FASB Issues Two Agenda Proposals for Comment— Financial Performance Reporting and Disclosure About Intangible Assets

Norwalk, CT, August 21, 2001—The Financial Accounting Standards Board (FASB) has distributed proposals that explore the possible addition of two major projects to its agenda: reporting of financial performance measurements and disclosure about intangible assets. Both proposed projects intend to expand the information available to investors, creditors and other financial statement users. The Board seeks comments from constituents by September 19, 2001, on support for these projects and their proposed scope. The proposals are available on this website.

The first proposal discusses a project that focuses on form and content, classification and aggregation, and display of specified items in interim and annual financial statements.

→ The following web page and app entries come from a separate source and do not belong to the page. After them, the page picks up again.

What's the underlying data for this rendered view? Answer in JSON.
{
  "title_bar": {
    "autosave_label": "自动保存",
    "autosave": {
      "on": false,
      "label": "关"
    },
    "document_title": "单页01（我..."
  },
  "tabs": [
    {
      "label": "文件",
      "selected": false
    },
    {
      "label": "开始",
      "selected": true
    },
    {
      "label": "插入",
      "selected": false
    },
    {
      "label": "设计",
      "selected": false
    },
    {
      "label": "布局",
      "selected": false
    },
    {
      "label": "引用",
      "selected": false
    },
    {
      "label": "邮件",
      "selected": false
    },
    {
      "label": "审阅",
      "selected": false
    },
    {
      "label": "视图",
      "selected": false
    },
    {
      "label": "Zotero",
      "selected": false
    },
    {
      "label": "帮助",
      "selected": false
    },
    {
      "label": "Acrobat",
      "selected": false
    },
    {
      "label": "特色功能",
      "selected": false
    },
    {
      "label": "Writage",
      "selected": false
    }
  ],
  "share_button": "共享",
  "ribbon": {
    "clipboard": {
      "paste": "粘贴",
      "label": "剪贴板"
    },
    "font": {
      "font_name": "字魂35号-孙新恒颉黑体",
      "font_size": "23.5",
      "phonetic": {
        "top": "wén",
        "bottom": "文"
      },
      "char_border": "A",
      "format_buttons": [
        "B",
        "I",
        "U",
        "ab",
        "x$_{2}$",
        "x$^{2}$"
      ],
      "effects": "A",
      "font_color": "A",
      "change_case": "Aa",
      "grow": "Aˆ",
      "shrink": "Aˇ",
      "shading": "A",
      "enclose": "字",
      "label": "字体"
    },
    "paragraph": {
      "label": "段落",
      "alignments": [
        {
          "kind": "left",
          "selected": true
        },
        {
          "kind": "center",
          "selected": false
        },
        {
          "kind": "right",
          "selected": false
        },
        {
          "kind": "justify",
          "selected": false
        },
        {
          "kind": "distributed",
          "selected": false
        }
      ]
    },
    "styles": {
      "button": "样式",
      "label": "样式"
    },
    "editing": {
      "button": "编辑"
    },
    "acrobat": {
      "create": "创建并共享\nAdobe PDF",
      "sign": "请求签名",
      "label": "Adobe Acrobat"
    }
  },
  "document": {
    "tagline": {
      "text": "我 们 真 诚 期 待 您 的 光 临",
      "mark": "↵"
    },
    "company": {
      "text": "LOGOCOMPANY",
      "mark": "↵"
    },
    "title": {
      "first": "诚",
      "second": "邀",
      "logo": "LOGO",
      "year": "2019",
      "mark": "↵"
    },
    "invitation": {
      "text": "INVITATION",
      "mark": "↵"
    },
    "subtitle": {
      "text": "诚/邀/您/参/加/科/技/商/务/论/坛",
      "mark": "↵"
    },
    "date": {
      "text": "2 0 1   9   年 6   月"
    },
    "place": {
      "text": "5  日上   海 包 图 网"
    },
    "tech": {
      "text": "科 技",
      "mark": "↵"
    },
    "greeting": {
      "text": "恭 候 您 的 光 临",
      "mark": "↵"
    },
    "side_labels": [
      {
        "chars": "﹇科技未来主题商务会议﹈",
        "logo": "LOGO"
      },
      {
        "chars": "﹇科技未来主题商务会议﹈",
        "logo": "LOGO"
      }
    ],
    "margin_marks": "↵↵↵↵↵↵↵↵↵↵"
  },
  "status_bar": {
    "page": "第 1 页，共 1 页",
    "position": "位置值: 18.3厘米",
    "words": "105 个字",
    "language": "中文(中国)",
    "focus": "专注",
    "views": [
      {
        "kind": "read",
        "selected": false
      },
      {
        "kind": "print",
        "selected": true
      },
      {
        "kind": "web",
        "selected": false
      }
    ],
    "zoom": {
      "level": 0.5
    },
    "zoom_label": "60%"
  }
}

Through this proposed project, the Board seeks to address significant financial reporting concerns raised by constituents, including the proliferation of pro forma earnings measures, the lack of a common definition of financial performance, and the need for a better understanding of the use of key financial measures and ratios derived from financial statements.

The second proposal seeks to establish standards for improving disclosure of information about intangible assets that are not presently recognized as assets in financial statements. Intangible assets include brand names, customer lists and patent rights. Today, intangible assets that are generated internally, and some acquired assets that are written off immediately after acquisition, are not reflected in financial statements. Generally, there is very little information—quantitative or qualitative—about intangibles in financial reports. The proposed project would expand the scope of that information.

In determining new agenda items, the Board takes into consideration requests from constituents to add projects as well as to augment or narrow their scopes. As part of its overall agenda-setting process, the Board considers various factors, including pervasiveness of the issue, alternative solutions, technical feasibility, practical consequences and the opportunity for convergence of international standards.

About the Financial Accounting Standards Board


Since 1973, the Financial Accounting Standards Board has been the designated organization in the private sector for establishing standards of financial accounting and reporting. Those standards govern the preparation of financial reports and are officially recognized as authoritative by the Securities and Exchange Commission and the American Institute of Certified Public Accountants. Such standards are essential to the efficient functioning of the economy because investors, creditors, auditors, and others rely heavily on credible, transparent, and comparable financial information. Additional information about the FASB is available at this website.

The Financial Accounting Standards Board . . .

Serving the investing public through transparent information resulting from high-quality financial reporting standards, developed in an independent, private sector, open due process.